Three hours after the Czech sausage, my belly rumbles. One last list item before lunch, buttered eggs. The clerk at Moynihan’s doesn’t know much about them except they cost less than half a Euro more a dozen than ordinary eggs and only older folks buy them. He calls his boss, Thomas, out of the back room to explain. “It was the sailors,” he smiles. “No refrigeration at sea and they didn’t want rotten eggs. Nowadays, people buy them for nostalgia.” A thin coat of butter seals the pores. Airtight, the eggs stay “fresh” longer.
A few feet away, the stairway climbs to the Farmgate Café on the balcony overlooking the market. Time to try tripe, onions and drisheen. It’s supposed to be a morning-after cure.
The hostess seats me at a cramped table for four in the crowd, across from two twenty-something women from Dublin smartly accessorized and next to an older woman dressed more formally, married to a local Corkonian. The Dubliners are sleeveless. The woman on my right has a lace hanky in her sleeve. They order upscale salads and diet coke. She, a scone and tea. The pair glance at their watches frequently and laugh nervously. She smiles patiently. Rachmaninoff plays over the din.

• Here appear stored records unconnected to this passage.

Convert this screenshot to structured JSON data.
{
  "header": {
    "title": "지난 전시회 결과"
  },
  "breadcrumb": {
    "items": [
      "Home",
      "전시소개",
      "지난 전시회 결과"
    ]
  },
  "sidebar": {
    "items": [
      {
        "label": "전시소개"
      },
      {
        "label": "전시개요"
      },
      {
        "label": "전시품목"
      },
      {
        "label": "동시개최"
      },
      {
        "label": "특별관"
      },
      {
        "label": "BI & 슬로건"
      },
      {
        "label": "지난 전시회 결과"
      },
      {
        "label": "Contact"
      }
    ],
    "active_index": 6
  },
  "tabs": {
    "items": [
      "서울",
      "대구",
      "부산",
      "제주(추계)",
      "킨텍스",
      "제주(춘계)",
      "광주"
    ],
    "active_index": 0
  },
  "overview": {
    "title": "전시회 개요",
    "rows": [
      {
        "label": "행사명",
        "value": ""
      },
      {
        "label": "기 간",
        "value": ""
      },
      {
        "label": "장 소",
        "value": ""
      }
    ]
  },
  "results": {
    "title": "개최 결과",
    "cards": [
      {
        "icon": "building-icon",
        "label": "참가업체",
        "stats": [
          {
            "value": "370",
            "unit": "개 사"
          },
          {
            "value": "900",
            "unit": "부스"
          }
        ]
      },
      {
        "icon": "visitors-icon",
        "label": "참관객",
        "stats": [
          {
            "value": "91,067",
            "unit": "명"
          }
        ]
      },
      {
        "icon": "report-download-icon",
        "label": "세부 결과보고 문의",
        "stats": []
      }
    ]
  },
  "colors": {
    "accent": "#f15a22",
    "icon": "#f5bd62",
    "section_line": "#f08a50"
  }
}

My tripe and drisheen comes. Tender and bland, drisheen has the consistency of softly scrambled eggs. I can’t taste tansy, or any other herb, for that matter. Tansy, it seems, remains an ingredient because of tradition. Drisheen is neither foul nor memorable. The proper matron on my right pronounces “My husband loves it, but he loves all things unique to Cork.” Across the table, the mod pair grimace.
Back outside, it starts to rain. Harried mothers with chubby kids race for McDonalds. I see Brian under an awning, talking with a young Rastafarian in rainbow colors. I wave. He raises his fist to his chest and calls out “Loob doob.”